Like a Sergio Leone scene, the Sixth Circuit issued an explosive en banc denial of CIC Services LLC v. Internal Revenue Service (a case we covered back in June).

As he did at the panel stage, Judge Clay defended the application of the Anti-Injunction Act, which here bars CIC Services from challenging the IRS’s categorization of an in-house insurance company as a tax shelter. He minced no words, characterizing Judge Thapar’s en banc “dissental” (itself a defense of Judge Nalbandian’s earlier panel dissent) as an attempt “to inflict death by distorted originalism on the modern administrative state.” According to Judge Clay, the case was “about statutory interpretation, not about the constitutionality of the so-called administrative state, or even the constitutionality of the AIA.”

Judge Thapar disagreed, writing (on behalf of six other judges) that the AIA shouldn’t apply because it only “applies to suits ‘for the purpose of restraining the assessment or collection of a tax.’” And this case wasn’t about taxes; it was about civil penalties for failing to report information to the IRS. See Autocam Corp. v. Sebelius (distinguishing the assessment or collection of a tax from an underlying policy rule), and Seven-Sky v. Holder, 661 F.3d 1, 8–10 (D.C. Cir. 2011), abrogated on other grounds by NFIB v. Sebelius, 567 U.S. 519. “Indeed, CIC currently has no ‘tax’ liability under this regulatory regime and may never incur any such liability.”
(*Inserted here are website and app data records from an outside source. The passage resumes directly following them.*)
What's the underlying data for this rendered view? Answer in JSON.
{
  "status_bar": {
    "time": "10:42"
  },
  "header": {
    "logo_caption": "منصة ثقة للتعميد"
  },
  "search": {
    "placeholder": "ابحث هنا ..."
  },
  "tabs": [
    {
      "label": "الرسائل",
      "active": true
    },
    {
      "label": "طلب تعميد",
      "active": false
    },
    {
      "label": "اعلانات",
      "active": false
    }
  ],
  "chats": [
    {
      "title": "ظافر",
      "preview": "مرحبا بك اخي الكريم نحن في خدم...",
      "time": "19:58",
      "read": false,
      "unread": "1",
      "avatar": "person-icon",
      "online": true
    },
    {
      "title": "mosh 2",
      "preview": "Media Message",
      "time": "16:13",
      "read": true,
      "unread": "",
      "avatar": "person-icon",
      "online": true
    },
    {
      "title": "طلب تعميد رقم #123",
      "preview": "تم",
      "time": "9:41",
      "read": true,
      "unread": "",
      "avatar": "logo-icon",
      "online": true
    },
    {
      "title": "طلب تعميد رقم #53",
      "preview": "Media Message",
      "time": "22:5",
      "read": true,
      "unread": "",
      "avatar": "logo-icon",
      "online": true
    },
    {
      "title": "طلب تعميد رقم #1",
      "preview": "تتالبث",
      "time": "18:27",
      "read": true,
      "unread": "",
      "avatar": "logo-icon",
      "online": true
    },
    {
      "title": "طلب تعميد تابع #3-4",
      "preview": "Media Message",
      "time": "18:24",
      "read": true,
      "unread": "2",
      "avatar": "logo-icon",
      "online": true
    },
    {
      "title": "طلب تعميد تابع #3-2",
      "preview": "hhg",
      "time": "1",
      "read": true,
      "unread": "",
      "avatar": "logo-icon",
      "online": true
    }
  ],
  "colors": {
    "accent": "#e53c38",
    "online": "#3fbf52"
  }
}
According to Judge Thapar, applying the AIA here unfetters the IRS’s “power to impose sweeping ‘guidance’ across areas of public and private life.” “In this country,” Thapar asserted, “people should not have to risk prison time in order to challenge the lawfulness of government action. In this circuit, they now do.”

Judge Sutton was in the pivot. His concurrence in the denial of rehearing expressed sympathy with the view of Judges Nalbandian and Thapar—at least “as an original matter.” Given the conflicting opinions from the Supreme Court, D.C. Circuit, and now the Sixth Circuit, however, he reminded his colleagues (and perhaps clerks reviewing a future cert petition?) that the ball had already passed to the high court:

“In a dispute in which the Court’s decisions plausibly point in opposite directions, it’s worth asking what value we would add to the mix by en-bancing the case in order to create the very thing that generally prompts more review: a circuit split.”

Particularly one involving a 2015 opinion of then-Judge Kavanaugh. Judge Sutton called on his colleagues that a “little caution” was “is in order when it comes to judging the efforts of our colleagues on this court and on the D.C. Circuit to sort this out.”